For Wagner of Levitt Dayton, a key factor when booking musical artists is making sure that the Levitt Pavilion is living up to Dayton’s status as a certified “Welcoming City.” Culturally rich and home to a wealth of immigrant populations, openness and diversity are essential elements of Dayton’s DNA, so ensuring the venue’s programming is inclusive to all of the city’s communities has been a priority from day one. Curating 40–50 free concerts each summer in the city’s downtown core, Wagner and her team are committed to making sure that the artists onstage reflect Dayton’s diversity, and that the final word in planning culturally specific events rests with members of those cultures themselves. When planning Levitt Dayton’s 2022 Juneteenth celebration, for example, Wagner reached out to community members and engaged with local poet and author Sierra Leone to guide programming. “I’m not the expert,” Wagner recalled telling Leone. “Could you help me curate it?” The result was a multidisciplinary event that encompassed music, an educational panel, dance, and poetry.

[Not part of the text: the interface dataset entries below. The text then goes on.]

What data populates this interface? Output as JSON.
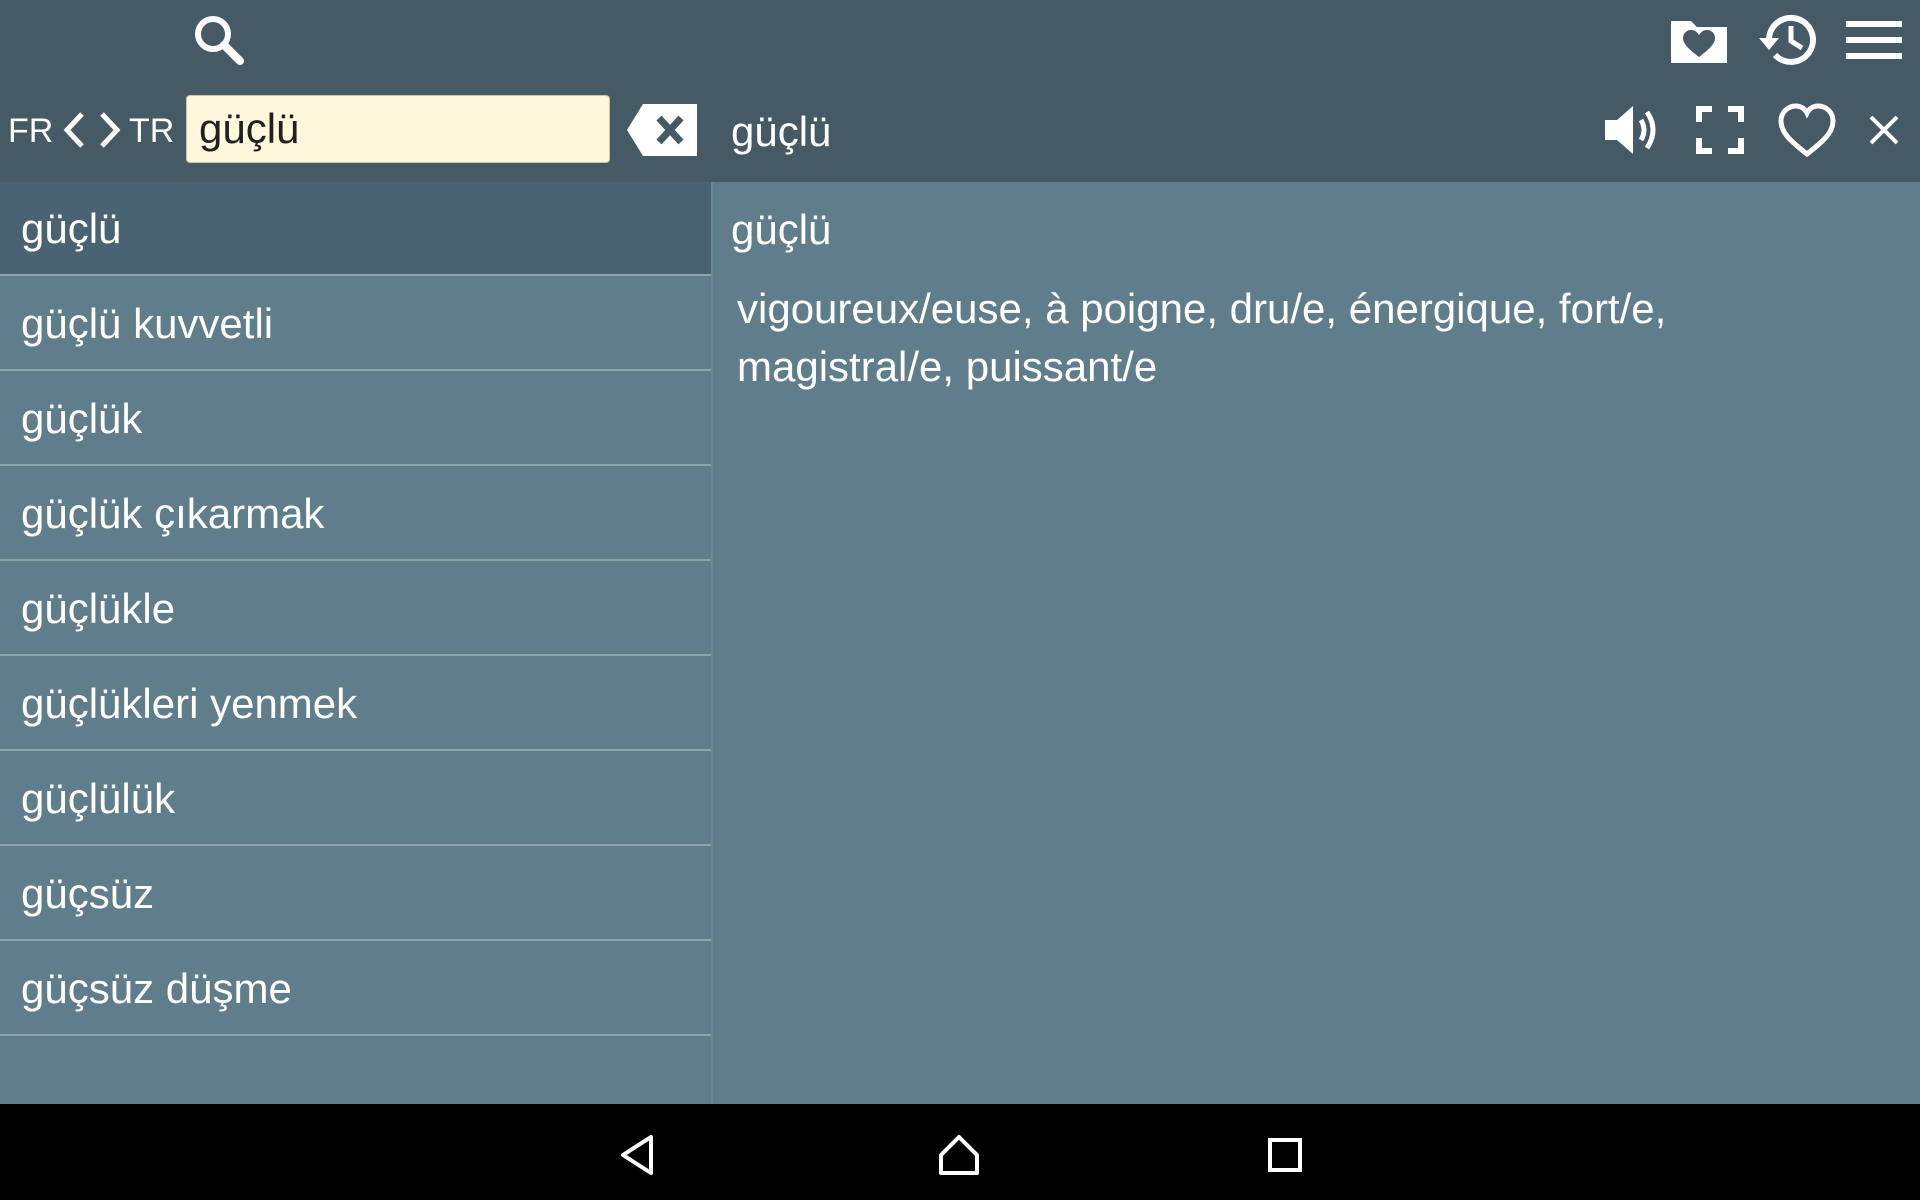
{
  "toolbar": {
    "search_icon": "search-icon",
    "favorites_icon": "favorites-folder-icon",
    "history_icon": "history-icon",
    "menu_icon": "menu-icon"
  },
  "languages": {
    "source": "FR",
    "target": "TR"
  },
  "search": {
    "value": "güçlü",
    "placeholder": ""
  },
  "header": {
    "word": "güçlü"
  },
  "results": [
    "güçlü",
    "güçlü kuvvetli",
    "güçlük",
    "güçlük çıkarmak",
    "güçlükle",
    "güçlükleri yenmek",
    "güçlülük",
    "güçsüz",
    "güçsüz düşme"
  ],
  "selected_index": 0,
  "entry": {
    "headword": "güçlü",
    "translation": "vigoureux/euse, à poigne, dru/e, énergique, fort/e, magistral/e, puissant/e"
  },
  "colors": {
    "toolbar_bg": "#455a64",
    "content_bg": "#607d8b",
    "selected_bg": "#4a6373",
    "search_bg": "#fff8dc",
    "nav_bg": "#000000"
  }
}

“It was important that the community guided this event,” Wagner said.
Throughout the session, each of the panelists spoke to the importance of listening, letting others lead, humility, and openness in fostering EDI practices that create a space where people feel like their community is represented and welcome. As our country becomes increasingly diverse, building bridges among different cultural groups has taken on even greater urgency, and free concerts in public spaces are vital bridges to greater understanding and cohesion.
“We feel that people want to embrace diversity, and it’s our role to foster a space for said diversity,” Richardson said. “This takes time and persistence on the part of the person who is extending the invitation.”
All four panelists recognized that building equity is a process; the work of building relationships within communities is ongoing. And programs like free Levitt concerts play a key role in advancing open dialogue. Together with Yazowski, Richardson, Haack, and Wagner shared their thoughtful and creative approaches for inclusive placemaking that acknowledge and respect existing community dynamics, develop authentic, reciprocal partnerships, foster trust and engagement, and empower a range of voices in order to create equitable, thriving downtowns. The session ended with robust dialogue during the audience Q&A, further revealing the multiple opportunities for downtown organizations to apply an EDI lens to their work, as well as inform the wider field of placemaking practitioners, nonprofits, and city and civic leaders. As the Levitt Foundation continues its work supporting communities, we’ll continue sharing the impact of Levitt programs on the conference stage, and in articles like these, to inspire more equitable, healthy, and thriving communities through arts investments.